Extracted information:

+--

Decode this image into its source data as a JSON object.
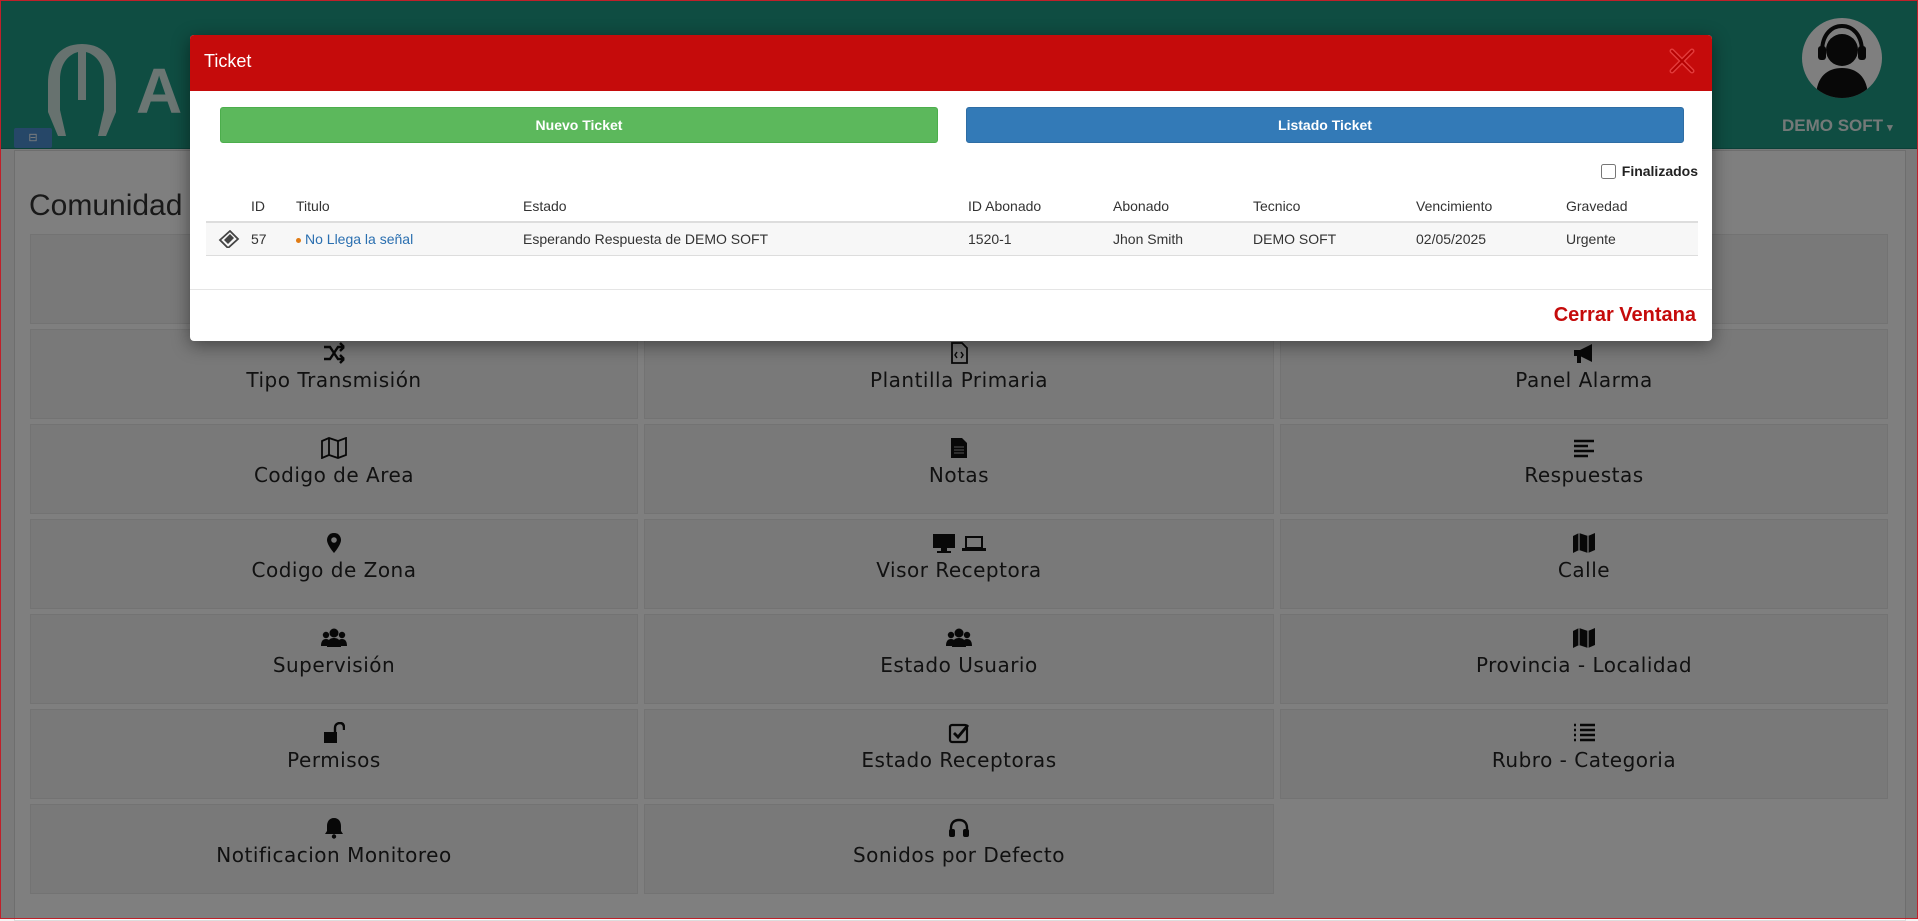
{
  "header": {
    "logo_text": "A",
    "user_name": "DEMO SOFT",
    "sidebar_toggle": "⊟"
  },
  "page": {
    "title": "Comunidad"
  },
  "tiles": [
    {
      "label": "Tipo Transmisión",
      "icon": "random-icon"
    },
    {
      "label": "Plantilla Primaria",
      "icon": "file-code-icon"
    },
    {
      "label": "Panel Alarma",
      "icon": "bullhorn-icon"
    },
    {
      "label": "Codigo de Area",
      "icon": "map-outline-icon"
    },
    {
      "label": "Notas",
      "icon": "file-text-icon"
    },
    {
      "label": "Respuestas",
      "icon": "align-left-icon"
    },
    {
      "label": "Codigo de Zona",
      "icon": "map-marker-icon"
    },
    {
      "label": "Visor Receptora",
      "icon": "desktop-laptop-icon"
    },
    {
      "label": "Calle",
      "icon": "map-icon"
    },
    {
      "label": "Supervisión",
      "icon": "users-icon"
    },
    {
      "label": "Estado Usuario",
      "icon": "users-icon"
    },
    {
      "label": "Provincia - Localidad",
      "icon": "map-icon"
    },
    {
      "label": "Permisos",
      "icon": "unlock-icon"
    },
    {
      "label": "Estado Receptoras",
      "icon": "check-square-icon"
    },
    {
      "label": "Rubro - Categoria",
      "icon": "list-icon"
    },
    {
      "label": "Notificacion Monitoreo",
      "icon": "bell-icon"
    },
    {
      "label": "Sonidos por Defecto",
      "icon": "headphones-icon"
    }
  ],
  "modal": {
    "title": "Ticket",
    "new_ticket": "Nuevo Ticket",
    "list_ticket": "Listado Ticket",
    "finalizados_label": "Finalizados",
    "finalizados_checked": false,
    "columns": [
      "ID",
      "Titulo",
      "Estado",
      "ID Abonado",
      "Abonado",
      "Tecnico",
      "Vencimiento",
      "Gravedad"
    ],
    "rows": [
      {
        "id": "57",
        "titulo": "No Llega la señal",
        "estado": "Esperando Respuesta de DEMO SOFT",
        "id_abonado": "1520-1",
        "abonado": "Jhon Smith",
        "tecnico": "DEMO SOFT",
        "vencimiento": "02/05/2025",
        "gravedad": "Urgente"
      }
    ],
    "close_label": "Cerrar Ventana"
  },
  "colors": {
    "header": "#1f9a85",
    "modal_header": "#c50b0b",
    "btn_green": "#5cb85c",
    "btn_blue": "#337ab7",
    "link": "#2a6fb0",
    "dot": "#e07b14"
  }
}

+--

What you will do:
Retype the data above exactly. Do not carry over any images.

The completed task:
Decode this image into its source data as a JSON object.
{
  "header": {
    "logo_text": "A",
    "user_name": "DEMO SOFT",
    "sidebar_toggle": "⊟"
  },
  "page": {
    "title": "Comunidad"
  },
  "tiles": [
    {
      "label": "Tipo Transmisión",
      "icon": "random-icon"
    },
    {
      "label": "Plantilla Primaria",
      "icon": "file-code-icon"
    },
    {
      "label": "Panel Alarma",
      "icon": "bullhorn-icon"
    },
    {
      "label": "Codigo de Area",
      "icon": "map-outline-icon"
    },
    {
      "label": "Notas",
      "icon": "file-text-icon"
    },
    {
      "label": "Respuestas",
      "icon": "align-left-icon"
    },
    {
      "label": "Codigo de Zona",
      "icon": "map-marker-icon"
    },
    {
      "label": "Visor Receptora",
      "icon": "desktop-laptop-icon"
    },
    {
      "label": "Calle",
      "icon": "map-icon"
    },
    {
      "label": "Supervisión",
      "icon": "users-icon"
    },
    {
      "label": "Estado Usuario",
      "icon": "users-icon"
    },
    {
      "label": "Provincia - Localidad",
      "icon": "map-icon"
    },
    {
      "label": "Permisos",
      "icon": "unlock-icon"
    },
    {
      "label": "Estado Receptoras",
      "icon": "check-square-icon"
    },
    {
      "label": "Rubro - Categoria",
      "icon": "list-icon"
    },
    {
      "label": "Notificacion Monitoreo",
      "icon": "bell-icon"
    },
    {
      "label": "Sonidos por Defecto",
      "icon": "headphones-icon"
    }
  ],
  "modal": {
    "title": "Ticket",
    "new_ticket": "Nuevo Ticket",
    "list_ticket": "Listado Ticket",
    "finalizados_label": "Finalizados",
    "finalizados_checked": false,
    "columns": [
      "ID",
      "Titulo",
      "Estado",
      "ID Abonado",
      "Abonado",
      "Tecnico",
      "Vencimiento",
      "Gravedad"
    ],
    "rows": [
      {
        "id": "57",
        "titulo": "No Llega la señal",
        "estado": "Esperando Respuesta de DEMO SOFT",
        "id_abonado": "1520-1",
        "abonado": "Jhon Smith",
        "tecnico": "DEMO SOFT",
        "vencimiento": "02/05/2025",
        "gravedad": "Urgente"
      }
    ],
    "close_label": "Cerrar Ventana"
  },
  "colors": {
    "header": "#1f9a85",
    "modal_header": "#c50b0b",
    "btn_green": "#5cb85c",
    "btn_blue": "#337ab7",
    "link": "#2a6fb0",
    "dot": "#e07b14"
  }
}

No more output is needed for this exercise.